C. Salt paint cannot be immediately painted atop a wet primer, without resulting a Salt Residue in the Primer too, but rather you need to wait for the Primer to set and cure for 3 days or so, [reliant on humidity, until it is no longer Sticky to the touch]
D. Sponge will more frequently than an ordinary brush, need to rinse, because the salt rather than paint, will more tend to clump on the surface.
So, you are best to test at least 6 small areas with at least 3 to 5 coats:
A. The first 3 areas: Dab method with a sponge
1. Primer on the Concrete, can be 1 coat or 2 or None.
2. Salt Paint #1 can brush or roll on the Dry Primer.
3. Salt Paint #2 [Dark] Dabs and Taps on with a Sponge or a Textured roller.
4. Salt Paint #3 [Light] Dabs and Taps on with a Sponge or Textured Roller.
B. The second 3 areas: Dab and Streak method with sponges and 1" Brushes.
1. Paint #1 [Dominant] can brush or roll as a substitute for Primer, and should streak by brush in areas you want to stand out most.
2. Paint #2 [Dark] Dabs and Taps on with a Sponge #2 or a Textured roller #2 and streaks by brush #2
3. Paint #3 [Light] Dabs and Taps on with a Sponge #3 or Textured Roller #2 or #3 and needs not streak, but can streak by brush #1, #2 and #3
And understand: with distressing by method A, you usually do not like the initial effect, but as you can always sand what you do not like off, and sweep up the mess, thus the Procedure of Distressing will always involve: Sanding it down until you like the result.
For insights, Here is a Website with realistic depictions about making and applying Salt Paint:
To I, however, I would never distress a permanent fixture or wall, let, by method A, [to I, it is like putting Foil Sparkles and Gold Stars in the paint; General Purpose: to Amuse Kids].
I refer any Salt Paint to: portables and furniture purposes only, because: Tap Application of multiple colors by either 'Dab on Dab' or 'Dab and Streak' methods [where you streak with a Brush, after you dab on the paint with a Sponge] always yeilds a Similar Distressed appearance, exactly where you want that effect, without the mess, and with far more professional results, via: usage of Regular Paint, as long as you Contrast Colors or use colors that comprise a Base Color, for example:
Orange Base with Yellow Dabs over Red Steaks and Dabs.
Aqua Green streaks with yellow dabs, dark green streaks, over a white dabs and blue
streaks substitute for primer.
Blue streaks with pink or white dabs and purple streaks.
A. The goal of using composite colors as blue+yellow=green is usually to make it look like the paint colors applied wet on wet and by some miracle these limitedly bled into each other in very strange or predictable ways, by wet on wet, even though they were different colors in wet on dry applications, in multiple phases of Dab and Streak.
B. The goal of using matching but not composite colors is to make it look like the paint went to a formal affair, as the Paint#1=Pants, Paint#2=Shirt, and Paint#3 is the tie.

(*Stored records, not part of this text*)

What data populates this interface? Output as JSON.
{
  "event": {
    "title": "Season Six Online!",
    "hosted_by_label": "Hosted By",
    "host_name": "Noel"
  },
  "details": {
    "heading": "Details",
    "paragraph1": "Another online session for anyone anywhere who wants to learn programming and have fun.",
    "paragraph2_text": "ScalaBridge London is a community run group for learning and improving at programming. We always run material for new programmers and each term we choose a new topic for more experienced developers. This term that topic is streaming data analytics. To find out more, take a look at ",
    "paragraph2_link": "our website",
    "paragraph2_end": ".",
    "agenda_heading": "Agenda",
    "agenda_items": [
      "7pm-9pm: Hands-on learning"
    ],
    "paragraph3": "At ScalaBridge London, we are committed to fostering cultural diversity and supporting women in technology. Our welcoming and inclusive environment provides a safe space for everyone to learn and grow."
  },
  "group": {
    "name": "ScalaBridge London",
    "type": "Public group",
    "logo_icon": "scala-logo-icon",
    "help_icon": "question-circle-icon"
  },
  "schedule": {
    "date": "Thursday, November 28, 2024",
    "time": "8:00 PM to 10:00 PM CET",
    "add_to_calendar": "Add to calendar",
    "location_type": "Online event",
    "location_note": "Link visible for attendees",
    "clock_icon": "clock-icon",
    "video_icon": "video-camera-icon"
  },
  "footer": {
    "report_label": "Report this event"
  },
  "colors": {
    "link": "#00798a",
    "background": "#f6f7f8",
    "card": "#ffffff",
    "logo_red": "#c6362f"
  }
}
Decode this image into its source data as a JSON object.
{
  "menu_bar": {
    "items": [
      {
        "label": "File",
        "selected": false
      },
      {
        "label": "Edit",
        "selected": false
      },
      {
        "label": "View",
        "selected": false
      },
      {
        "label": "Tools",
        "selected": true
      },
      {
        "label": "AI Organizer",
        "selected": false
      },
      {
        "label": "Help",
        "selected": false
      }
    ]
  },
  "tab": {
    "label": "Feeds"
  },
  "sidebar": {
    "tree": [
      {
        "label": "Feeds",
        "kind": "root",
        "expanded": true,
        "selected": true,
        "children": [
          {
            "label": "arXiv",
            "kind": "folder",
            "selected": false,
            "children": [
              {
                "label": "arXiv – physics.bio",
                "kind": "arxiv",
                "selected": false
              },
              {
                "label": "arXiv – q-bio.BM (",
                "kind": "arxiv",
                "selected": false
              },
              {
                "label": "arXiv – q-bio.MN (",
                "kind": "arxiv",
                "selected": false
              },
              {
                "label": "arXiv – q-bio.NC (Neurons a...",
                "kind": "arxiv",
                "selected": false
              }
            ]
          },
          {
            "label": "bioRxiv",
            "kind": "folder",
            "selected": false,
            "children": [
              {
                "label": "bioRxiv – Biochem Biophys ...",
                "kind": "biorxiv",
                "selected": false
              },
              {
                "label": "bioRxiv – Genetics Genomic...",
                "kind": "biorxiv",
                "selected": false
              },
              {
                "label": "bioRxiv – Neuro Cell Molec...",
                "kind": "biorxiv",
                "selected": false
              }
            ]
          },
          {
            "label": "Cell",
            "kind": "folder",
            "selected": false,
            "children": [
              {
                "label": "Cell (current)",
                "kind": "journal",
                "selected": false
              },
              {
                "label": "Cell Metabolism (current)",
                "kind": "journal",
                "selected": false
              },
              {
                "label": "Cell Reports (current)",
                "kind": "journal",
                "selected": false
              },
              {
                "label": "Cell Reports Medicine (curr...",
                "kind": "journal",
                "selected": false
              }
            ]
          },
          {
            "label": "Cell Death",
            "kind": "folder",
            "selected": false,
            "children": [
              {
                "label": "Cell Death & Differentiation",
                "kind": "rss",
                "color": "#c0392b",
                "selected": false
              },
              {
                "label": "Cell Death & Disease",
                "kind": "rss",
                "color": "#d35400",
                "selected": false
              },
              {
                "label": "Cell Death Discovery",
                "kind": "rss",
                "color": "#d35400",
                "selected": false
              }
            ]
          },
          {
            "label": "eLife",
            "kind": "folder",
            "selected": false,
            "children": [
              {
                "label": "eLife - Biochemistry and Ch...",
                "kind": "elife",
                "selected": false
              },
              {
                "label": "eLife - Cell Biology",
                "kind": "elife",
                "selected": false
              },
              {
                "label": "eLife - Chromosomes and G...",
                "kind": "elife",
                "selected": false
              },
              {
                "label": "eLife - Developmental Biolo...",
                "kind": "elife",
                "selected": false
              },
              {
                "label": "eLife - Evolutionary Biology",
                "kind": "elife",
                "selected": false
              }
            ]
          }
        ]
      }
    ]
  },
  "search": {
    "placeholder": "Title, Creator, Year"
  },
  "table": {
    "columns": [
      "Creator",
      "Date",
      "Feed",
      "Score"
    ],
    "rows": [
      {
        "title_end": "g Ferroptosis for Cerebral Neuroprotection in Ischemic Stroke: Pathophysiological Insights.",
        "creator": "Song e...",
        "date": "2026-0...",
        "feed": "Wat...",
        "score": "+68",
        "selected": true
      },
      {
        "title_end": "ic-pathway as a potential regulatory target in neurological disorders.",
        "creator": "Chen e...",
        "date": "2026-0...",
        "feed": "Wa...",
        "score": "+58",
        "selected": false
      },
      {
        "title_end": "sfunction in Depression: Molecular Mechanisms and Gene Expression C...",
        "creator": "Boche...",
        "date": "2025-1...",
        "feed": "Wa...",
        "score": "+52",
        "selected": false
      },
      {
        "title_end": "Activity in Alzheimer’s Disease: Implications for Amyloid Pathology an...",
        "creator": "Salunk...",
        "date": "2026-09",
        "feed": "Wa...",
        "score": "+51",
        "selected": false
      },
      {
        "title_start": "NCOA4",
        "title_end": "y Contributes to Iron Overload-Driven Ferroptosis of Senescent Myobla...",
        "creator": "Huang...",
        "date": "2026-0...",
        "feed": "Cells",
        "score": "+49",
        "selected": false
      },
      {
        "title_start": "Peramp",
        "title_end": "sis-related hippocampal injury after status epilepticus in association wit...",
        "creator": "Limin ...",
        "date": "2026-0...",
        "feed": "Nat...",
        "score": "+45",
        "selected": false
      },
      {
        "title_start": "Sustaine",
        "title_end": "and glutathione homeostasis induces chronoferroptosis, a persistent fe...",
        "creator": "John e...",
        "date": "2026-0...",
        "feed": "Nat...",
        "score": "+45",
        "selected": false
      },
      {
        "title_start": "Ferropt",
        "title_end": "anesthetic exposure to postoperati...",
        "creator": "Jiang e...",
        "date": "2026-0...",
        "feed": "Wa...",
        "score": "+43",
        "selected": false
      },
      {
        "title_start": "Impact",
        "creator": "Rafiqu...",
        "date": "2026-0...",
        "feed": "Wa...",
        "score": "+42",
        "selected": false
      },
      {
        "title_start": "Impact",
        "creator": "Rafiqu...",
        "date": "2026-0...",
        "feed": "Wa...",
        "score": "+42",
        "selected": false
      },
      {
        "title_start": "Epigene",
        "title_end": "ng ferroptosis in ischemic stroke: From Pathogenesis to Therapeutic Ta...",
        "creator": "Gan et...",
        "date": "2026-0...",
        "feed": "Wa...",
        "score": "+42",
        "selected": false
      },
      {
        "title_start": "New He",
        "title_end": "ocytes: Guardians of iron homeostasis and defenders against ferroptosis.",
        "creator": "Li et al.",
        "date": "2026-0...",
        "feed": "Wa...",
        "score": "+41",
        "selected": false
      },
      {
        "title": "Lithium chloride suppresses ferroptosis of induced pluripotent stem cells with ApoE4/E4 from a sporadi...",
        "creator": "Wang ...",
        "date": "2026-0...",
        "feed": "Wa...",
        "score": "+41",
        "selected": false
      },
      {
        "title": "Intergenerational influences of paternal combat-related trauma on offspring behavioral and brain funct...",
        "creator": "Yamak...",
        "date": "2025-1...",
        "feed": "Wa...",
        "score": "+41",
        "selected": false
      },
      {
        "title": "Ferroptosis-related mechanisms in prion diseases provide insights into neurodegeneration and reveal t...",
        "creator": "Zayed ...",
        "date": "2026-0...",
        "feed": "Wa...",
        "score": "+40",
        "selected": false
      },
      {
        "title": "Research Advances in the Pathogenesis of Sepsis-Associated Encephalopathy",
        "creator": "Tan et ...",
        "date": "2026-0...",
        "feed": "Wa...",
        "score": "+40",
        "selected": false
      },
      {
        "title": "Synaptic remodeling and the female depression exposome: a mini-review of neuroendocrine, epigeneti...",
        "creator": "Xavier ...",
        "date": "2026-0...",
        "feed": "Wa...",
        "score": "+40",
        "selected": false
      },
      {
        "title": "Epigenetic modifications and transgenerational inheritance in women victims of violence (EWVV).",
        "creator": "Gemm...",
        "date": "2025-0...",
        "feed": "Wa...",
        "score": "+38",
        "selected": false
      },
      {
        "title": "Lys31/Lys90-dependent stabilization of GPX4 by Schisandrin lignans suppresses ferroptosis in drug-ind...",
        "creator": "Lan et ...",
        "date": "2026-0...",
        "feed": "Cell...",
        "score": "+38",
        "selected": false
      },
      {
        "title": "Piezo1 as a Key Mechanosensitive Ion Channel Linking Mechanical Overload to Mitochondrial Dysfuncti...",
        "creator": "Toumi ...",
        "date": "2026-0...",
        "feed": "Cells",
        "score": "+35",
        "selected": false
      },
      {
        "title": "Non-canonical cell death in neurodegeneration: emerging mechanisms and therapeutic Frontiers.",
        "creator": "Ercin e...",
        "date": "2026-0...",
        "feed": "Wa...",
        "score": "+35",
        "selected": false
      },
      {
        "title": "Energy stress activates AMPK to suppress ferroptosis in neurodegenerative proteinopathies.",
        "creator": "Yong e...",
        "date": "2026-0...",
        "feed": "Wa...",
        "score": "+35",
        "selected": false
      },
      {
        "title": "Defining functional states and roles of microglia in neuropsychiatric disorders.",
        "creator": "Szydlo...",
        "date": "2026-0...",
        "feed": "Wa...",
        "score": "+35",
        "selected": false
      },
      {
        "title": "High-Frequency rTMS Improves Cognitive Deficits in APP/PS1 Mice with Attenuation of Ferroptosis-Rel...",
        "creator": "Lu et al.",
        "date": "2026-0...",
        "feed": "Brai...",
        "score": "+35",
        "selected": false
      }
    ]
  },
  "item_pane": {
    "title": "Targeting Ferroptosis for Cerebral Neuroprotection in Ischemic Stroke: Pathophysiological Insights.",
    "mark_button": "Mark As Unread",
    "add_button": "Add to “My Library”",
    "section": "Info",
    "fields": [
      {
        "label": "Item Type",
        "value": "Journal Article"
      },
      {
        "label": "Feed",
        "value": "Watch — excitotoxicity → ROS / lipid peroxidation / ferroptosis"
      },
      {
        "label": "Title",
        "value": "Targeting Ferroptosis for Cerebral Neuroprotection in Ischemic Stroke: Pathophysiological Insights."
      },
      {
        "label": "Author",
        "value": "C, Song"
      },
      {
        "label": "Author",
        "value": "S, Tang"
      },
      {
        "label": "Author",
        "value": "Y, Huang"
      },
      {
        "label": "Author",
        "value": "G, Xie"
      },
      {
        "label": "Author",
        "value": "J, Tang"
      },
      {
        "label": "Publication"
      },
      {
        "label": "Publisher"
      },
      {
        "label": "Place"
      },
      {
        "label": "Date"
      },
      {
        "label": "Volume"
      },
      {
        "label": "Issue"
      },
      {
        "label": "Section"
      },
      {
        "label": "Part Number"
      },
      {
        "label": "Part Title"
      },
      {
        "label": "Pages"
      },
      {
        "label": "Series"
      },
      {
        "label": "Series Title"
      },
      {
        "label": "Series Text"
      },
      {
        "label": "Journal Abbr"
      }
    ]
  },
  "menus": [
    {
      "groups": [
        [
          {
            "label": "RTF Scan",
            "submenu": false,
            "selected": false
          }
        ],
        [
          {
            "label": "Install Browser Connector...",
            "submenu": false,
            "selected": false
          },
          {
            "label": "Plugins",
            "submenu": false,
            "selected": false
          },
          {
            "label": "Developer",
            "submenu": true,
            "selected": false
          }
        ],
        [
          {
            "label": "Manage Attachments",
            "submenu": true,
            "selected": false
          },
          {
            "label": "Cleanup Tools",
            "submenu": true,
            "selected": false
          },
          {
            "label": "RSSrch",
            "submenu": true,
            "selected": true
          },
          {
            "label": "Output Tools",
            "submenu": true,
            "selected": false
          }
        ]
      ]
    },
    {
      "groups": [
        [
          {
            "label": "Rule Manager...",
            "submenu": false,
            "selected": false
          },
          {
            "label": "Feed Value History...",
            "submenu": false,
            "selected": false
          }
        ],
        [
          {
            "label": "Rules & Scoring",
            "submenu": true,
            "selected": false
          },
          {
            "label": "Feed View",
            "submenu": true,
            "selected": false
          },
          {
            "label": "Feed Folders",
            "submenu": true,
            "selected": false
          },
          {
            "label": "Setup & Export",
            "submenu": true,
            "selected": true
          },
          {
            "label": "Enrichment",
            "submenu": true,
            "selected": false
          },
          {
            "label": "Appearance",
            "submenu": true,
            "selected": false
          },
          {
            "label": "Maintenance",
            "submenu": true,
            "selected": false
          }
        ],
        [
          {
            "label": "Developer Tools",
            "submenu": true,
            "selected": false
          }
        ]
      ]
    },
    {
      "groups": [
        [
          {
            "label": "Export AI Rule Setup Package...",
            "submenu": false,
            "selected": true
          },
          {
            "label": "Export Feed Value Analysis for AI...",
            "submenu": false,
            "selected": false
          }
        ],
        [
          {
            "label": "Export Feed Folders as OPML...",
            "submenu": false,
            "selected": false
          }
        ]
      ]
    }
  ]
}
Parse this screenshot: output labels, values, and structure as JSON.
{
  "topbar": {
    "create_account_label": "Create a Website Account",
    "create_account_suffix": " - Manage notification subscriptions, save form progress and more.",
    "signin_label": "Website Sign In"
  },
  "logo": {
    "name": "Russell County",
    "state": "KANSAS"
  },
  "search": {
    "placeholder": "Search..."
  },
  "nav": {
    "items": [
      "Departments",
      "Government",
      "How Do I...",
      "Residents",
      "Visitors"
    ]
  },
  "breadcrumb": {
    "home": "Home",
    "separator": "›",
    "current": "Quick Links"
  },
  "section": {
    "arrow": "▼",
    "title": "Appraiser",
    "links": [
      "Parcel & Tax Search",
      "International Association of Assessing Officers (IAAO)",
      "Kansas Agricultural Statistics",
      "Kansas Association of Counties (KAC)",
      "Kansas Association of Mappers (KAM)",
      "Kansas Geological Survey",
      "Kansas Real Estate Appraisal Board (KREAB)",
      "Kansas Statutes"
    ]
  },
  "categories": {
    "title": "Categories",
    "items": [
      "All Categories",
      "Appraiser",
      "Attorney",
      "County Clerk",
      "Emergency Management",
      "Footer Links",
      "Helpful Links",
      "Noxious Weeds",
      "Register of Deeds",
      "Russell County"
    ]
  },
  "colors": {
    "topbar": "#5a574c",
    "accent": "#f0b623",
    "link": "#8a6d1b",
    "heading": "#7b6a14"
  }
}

And the real pro of Dab and Streak is that:
You get an effect of Distress without any of the clumpiness you get from the Salt Additive, [which always tends to chip or flake away in No Time, anyways, to extents persons usually end up sanding off all of the salt clumps to dab it later on as touch up later], plus: what would ordinarily look like mistakes, blends right in with a dab or two, to extents that it is great for the beginner or novice artist.
The real con of Dab and Streak is:
If you have no artistic aptitude atall to begin with, you will need to practise for a while [a spot you plan to place an in-wall cabinet or shelving or bookcase, is the best place to begin] and the learning curve and time spent until you get to an artistic level of practise will be far more lengthy, until you finally get a hang of it, and realize: 'This is Easier than the Archaic Horse Hair Brush Method which is often very unforgiving of streaks', which is exactly why 'dab and streak method' even became invented in the first place, people got sick and tired of sanding down and touching up streaks that occur when your paint gets thick on a hot day.
There’s a lot simpler way to distress the link listed above dark color under light and sand is the easiest way or dark over light.